"It's a great award for Chris," said Painter, who's lobbied for Kramer most of the season. "He sacrificed a lot for our team with his defensive effort. He closes on the basketball when it's loose, he takes the challenge when you put him on the best perimeter player. He's just a good overall defender and I'm proud of him for everything he's accomplished, and for everybody in the media and the coaches for having Kramer and (Wisconsin's) Michael Flowers on the lists. People who are voting are valuing defense, and that's very important."
Honorable-Mention All-Big Ten (Coaches)
Honorable-Mention All-Big Ten (Media)
Grant's emergence into a big-time shooter came from out of nowhere.

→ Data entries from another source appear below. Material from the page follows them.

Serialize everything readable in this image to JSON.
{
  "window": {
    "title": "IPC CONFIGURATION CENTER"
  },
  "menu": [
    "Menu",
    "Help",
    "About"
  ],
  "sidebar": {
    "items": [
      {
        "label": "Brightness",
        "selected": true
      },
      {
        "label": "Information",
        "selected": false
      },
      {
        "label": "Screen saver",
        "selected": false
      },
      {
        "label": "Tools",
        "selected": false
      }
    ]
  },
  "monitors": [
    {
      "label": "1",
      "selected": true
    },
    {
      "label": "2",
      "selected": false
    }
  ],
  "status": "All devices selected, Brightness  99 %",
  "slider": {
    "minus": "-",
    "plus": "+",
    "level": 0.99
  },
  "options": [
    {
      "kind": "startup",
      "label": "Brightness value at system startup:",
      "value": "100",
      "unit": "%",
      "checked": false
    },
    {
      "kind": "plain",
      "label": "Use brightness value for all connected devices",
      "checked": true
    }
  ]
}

An afterthought for opposing defenses on the perimeter last year, Grant blew up as a sophomore, averaging 10.7 points. His 44.6-percent shooting from long range ranked him third in the Big Ten.
He, too, came up big in big games; his back-to-back 22-point games carried Purdue to consecutive wins at Iowa and against Illinois earlier in the season, and his last-second drive and free throw won the second Iowa game. Just this past Saturday, a second-half three-point barrage helped propel Purdue past Michigan.
Coach Matt Painter
Big Ten Coach-of-the-Year (Coaches)
Big Ten Coach-of-the-Year (Media)
In his third year as Purdue's head coach, Painter took a team that one time early in the season started four freshmen and a sophomore - with half its roster made up of first-year players - and finished 24-7 overall and 15-3 in the Big Ten, good for second place, just one game behind outright league champion Wisconsin. At Christmas, Purdue was 7-4.
"It's really not a personal award," Painter said. "It means you have very good players and you have very good assistant coaches.
"For me, on a personal level, I hope a lot of athletic directors across the country realize that we have some pretty talented assistants that are going to be fine head coaches.
"(The award) doesn't really mean a whole lot to me because our goal this year wasn't to be first-team all-conference or being coach-of-the-year; the goal was to win the Big Ten. I'm proud of our guys for their effort. We came up a little bit short. Hopefully next year we can be a little bit better and win the Big Ten."
Gene Keady won Big Ten Coach-of-the-Year in 2000, so Painter ended a nearly decade-long drought.
Riddell Honored, Too
Boilermaker junior guard Bobby Riddell was Purdue's recipient of the Big Ten Sportsmanship Award.
One player from each school receives the award, which is based on academics, service and other such factors.
Riddell's one of three Boilermakers who've earned Academic All-Big Ten acclaim, joining Kramer and senior Tarrance Crump.
First-year players are not eligible for Academic All-Big Ten. If they were, 10 of Purdue's 16 players would have the necessary 3.0-plus GPA.